32 of 46 people (70%) found this review helpful 2 people found this review funny
3.3 hrs on record
Posted: October 28, 2014
The Path could be considered an 'art' game, which basically means you just walk around, explore and enjoy the sceneries. The game is based on a dark version of Red Riding Hood.
You start by picking one of the six sisters (Red Riding Hood's) and the game tells you to stay on the path to your grandmother's house. If you stay on the path the game ends once you've reached grandmother's house, so it's best to go and explore the woods. In the woods you will find things like gravestones, campfires, humans or notes, most of them trigger some kind of interaction but are not essential for completing the game (as stated before).
The Path is a game you play when you want to forget real life for a bit and just want to enter a strange but beautiful fantasy world.
I would recommend this game over other 'art' games like Proteus, everyone who's into these kind of games should try this one.
32 of 50 people (64%) found this review helpful 1 person found this review funny
35.1 hrs on record
Posted: June 13, 2015

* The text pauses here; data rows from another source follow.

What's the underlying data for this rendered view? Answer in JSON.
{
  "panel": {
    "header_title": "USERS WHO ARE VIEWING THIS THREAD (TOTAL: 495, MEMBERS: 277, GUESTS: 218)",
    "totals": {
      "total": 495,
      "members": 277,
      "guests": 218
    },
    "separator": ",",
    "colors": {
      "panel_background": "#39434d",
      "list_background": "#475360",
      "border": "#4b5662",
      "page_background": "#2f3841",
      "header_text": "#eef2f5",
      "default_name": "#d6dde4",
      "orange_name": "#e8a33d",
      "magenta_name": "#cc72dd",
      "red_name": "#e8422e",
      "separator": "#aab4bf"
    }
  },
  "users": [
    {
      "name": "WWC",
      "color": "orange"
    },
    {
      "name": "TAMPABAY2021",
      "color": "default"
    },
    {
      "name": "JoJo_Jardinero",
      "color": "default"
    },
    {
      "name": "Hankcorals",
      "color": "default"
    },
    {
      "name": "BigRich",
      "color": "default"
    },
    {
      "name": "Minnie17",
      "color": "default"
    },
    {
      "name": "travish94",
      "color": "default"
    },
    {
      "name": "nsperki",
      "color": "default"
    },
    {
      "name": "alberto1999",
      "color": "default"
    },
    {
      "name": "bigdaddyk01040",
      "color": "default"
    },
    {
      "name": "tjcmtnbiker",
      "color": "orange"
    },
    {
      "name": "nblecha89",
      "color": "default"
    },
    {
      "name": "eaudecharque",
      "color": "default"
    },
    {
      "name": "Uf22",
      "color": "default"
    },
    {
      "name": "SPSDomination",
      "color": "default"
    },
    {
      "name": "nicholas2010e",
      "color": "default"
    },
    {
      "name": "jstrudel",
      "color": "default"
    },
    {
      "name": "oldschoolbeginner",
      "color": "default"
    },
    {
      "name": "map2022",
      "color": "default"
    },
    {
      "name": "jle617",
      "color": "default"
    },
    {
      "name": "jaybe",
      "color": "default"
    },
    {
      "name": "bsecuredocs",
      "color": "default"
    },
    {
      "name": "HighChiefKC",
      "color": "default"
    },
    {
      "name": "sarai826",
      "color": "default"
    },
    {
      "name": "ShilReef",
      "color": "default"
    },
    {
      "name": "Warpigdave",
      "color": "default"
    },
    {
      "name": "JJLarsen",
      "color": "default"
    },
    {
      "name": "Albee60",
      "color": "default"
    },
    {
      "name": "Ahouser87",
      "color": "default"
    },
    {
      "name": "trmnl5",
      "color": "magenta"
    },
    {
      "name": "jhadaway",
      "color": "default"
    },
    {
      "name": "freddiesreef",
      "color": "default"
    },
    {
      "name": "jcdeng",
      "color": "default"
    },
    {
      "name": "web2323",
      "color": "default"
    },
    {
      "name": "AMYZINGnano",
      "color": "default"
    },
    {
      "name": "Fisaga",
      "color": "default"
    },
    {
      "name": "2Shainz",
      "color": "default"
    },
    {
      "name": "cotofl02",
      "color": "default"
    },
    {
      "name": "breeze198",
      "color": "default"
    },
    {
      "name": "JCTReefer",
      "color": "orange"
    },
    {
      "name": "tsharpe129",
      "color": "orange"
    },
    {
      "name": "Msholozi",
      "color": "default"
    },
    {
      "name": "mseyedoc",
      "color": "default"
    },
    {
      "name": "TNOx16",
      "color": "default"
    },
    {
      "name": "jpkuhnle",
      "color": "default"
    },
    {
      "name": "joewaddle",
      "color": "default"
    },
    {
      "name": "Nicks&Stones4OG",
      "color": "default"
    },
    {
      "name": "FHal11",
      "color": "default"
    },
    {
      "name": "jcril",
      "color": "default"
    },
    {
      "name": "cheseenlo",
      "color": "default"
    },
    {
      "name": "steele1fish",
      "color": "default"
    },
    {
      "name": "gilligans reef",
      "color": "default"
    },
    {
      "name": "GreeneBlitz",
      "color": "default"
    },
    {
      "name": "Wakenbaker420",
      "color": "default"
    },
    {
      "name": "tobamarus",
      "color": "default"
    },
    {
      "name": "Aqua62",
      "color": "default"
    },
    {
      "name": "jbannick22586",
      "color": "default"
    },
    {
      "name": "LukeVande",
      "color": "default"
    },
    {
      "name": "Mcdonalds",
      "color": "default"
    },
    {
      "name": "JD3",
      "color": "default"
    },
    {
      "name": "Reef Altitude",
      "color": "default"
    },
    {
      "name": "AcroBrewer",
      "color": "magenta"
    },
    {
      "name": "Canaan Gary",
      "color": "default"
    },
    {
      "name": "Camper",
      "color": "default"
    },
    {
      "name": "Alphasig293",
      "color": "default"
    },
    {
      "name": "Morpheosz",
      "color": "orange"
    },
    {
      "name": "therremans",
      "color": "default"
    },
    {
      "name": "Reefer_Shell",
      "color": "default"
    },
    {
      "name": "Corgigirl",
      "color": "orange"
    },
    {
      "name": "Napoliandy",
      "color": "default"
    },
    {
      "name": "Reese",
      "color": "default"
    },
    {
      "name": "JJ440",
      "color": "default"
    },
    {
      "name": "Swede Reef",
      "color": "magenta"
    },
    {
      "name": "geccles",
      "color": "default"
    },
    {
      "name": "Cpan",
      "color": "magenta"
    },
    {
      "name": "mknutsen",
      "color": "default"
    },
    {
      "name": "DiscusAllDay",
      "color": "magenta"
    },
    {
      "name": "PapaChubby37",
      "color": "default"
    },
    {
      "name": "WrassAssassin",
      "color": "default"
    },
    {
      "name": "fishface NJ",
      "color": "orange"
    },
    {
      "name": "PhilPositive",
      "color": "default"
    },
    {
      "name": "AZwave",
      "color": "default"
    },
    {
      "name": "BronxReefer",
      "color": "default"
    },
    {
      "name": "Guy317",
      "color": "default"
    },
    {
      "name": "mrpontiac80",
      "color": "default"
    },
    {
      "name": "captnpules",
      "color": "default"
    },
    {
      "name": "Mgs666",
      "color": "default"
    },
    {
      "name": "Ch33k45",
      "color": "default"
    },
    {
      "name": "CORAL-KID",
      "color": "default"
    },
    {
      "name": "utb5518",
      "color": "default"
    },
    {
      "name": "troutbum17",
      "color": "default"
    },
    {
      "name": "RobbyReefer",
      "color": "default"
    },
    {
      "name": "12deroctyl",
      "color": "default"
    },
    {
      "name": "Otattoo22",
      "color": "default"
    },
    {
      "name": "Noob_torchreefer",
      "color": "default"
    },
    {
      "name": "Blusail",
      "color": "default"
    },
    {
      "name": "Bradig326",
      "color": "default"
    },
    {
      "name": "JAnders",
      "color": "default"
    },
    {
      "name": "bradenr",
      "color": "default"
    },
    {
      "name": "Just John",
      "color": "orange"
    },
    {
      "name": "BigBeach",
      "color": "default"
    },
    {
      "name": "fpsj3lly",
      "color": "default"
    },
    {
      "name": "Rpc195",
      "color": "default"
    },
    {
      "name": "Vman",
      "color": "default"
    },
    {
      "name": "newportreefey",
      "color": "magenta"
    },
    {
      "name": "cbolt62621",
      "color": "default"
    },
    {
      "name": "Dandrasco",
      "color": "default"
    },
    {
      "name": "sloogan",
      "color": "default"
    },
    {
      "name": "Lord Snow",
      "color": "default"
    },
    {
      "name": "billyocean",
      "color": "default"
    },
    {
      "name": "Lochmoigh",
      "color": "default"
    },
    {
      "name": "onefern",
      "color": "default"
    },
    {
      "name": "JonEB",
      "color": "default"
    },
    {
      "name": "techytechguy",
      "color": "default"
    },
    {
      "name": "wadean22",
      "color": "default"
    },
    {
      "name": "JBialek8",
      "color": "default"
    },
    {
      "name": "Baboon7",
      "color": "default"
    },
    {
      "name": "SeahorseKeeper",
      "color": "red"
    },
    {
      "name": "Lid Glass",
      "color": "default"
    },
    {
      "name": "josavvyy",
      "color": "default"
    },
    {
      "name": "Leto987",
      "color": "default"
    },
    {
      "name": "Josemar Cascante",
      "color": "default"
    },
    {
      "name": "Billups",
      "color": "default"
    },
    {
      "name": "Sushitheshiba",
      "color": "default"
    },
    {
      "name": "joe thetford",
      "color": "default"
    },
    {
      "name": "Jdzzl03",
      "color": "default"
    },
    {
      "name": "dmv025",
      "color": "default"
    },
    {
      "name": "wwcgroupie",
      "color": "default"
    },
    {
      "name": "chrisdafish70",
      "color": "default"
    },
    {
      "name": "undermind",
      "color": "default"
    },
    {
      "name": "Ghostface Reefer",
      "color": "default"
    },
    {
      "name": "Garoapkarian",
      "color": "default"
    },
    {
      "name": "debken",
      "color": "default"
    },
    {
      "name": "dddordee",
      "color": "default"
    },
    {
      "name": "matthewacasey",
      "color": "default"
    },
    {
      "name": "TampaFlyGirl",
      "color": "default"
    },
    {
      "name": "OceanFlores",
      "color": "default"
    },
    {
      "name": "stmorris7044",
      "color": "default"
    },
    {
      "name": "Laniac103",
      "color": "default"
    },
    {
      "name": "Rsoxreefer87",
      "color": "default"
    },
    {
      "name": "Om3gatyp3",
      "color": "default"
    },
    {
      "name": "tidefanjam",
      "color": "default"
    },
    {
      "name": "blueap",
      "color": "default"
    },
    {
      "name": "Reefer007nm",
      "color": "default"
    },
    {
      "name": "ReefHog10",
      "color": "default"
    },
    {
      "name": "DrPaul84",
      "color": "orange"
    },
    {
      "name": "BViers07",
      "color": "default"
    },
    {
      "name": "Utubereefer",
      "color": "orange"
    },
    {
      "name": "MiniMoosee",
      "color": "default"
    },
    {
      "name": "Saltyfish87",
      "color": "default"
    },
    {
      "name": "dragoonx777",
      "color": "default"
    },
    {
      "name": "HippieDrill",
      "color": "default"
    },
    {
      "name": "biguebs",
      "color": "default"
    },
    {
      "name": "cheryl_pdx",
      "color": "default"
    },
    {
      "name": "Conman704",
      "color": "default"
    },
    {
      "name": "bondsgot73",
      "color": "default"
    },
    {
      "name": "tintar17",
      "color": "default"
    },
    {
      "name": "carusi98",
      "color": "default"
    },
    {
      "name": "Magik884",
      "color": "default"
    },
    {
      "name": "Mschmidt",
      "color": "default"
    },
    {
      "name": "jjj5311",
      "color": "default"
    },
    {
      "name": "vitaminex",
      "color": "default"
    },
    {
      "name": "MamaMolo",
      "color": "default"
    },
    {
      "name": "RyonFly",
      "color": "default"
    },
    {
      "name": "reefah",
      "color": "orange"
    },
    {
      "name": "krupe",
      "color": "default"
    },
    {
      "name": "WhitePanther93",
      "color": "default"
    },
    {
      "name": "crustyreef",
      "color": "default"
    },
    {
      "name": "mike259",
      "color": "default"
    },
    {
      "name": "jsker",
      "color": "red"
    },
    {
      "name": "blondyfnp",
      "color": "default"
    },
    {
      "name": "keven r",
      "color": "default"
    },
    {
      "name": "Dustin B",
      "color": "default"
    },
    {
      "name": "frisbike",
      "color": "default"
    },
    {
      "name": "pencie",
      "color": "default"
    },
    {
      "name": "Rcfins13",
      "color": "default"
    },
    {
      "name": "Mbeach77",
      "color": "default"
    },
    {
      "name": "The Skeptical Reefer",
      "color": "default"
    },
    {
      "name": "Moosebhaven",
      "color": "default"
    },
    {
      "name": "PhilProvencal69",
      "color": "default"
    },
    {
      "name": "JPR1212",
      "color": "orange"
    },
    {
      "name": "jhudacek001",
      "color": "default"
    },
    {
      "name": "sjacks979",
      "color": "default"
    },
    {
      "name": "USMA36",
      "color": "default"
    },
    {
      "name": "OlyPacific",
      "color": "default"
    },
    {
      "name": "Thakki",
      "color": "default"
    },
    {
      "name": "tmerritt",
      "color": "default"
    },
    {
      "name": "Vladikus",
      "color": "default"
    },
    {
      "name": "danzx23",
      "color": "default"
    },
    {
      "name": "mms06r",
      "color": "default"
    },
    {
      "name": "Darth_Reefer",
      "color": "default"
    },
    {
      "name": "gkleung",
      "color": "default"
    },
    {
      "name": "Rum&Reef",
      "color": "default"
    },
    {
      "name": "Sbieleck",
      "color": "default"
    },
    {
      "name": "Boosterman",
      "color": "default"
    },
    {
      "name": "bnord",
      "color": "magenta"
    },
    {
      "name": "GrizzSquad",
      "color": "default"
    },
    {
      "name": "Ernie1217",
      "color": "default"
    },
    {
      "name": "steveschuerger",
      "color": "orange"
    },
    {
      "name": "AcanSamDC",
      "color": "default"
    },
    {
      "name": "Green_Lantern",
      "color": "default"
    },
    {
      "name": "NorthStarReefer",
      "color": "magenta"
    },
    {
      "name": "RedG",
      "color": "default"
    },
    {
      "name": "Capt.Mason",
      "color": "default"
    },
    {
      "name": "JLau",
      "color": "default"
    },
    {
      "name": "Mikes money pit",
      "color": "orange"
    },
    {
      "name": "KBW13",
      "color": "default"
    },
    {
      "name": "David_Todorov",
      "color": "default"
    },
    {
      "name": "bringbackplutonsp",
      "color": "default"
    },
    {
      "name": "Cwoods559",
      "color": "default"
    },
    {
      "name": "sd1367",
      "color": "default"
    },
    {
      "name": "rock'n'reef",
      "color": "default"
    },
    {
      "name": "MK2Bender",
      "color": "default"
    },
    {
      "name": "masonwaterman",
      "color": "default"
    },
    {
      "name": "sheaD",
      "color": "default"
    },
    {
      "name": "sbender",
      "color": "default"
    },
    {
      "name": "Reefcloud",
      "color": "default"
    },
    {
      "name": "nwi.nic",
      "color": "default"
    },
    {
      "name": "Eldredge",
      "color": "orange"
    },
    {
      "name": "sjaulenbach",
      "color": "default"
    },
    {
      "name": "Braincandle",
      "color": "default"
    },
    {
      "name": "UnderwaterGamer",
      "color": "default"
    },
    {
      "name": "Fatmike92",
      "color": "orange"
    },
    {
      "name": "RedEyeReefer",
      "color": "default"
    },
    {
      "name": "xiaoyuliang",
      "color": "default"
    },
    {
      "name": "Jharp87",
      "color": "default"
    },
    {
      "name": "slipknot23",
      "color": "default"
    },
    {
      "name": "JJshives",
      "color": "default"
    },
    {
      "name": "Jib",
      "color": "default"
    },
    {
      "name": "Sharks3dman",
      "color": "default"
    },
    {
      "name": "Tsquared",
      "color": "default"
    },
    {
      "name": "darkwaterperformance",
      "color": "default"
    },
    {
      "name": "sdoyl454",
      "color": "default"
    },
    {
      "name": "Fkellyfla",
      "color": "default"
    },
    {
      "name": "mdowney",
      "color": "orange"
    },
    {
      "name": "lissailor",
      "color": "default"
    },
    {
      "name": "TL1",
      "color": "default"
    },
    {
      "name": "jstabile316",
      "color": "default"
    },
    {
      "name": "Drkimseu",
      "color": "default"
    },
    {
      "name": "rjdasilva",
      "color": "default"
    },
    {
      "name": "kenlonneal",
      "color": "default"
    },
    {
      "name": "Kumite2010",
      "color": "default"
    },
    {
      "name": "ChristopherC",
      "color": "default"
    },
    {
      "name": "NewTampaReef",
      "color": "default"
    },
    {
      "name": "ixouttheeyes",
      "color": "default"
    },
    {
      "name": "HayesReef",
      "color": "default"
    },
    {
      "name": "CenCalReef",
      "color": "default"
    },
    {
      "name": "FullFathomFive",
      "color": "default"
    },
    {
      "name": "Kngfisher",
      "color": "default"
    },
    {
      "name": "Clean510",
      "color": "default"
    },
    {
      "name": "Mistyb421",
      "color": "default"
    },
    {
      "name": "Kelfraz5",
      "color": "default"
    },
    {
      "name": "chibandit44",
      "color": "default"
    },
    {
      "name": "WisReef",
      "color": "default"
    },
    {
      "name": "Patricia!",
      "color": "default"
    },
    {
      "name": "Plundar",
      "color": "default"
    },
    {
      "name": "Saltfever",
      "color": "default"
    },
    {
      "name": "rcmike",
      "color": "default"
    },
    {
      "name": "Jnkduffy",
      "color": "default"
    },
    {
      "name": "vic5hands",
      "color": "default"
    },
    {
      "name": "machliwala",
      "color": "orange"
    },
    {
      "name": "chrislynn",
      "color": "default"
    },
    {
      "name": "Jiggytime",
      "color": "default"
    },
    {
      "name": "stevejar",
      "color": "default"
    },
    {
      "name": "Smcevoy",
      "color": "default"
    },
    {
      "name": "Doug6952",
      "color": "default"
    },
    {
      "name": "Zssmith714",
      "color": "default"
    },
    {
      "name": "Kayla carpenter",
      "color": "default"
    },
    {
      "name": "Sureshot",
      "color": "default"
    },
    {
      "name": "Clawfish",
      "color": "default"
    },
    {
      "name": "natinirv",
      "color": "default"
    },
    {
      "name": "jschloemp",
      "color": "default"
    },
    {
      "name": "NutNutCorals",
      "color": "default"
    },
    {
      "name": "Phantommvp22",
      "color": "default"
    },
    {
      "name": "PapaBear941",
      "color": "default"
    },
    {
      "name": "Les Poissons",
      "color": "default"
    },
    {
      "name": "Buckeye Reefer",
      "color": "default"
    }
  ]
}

This is my favourite game. It's slow and there is no "action" at all, it's more like an interactive story, but I always find it fascinating and have done since it came out when I was about 15. Five years later and I still think it's beautiful and kind of sad. But you have to go into it knowing that it's less like a game and more like a story. I view it as being all about the loss of innocence and how we lose it in different ways, some of the endings seem simple and suburban, but some suggest horrible, traumatic things happen. While I understand how people can't get into it or don't like it, to me it's beautiful.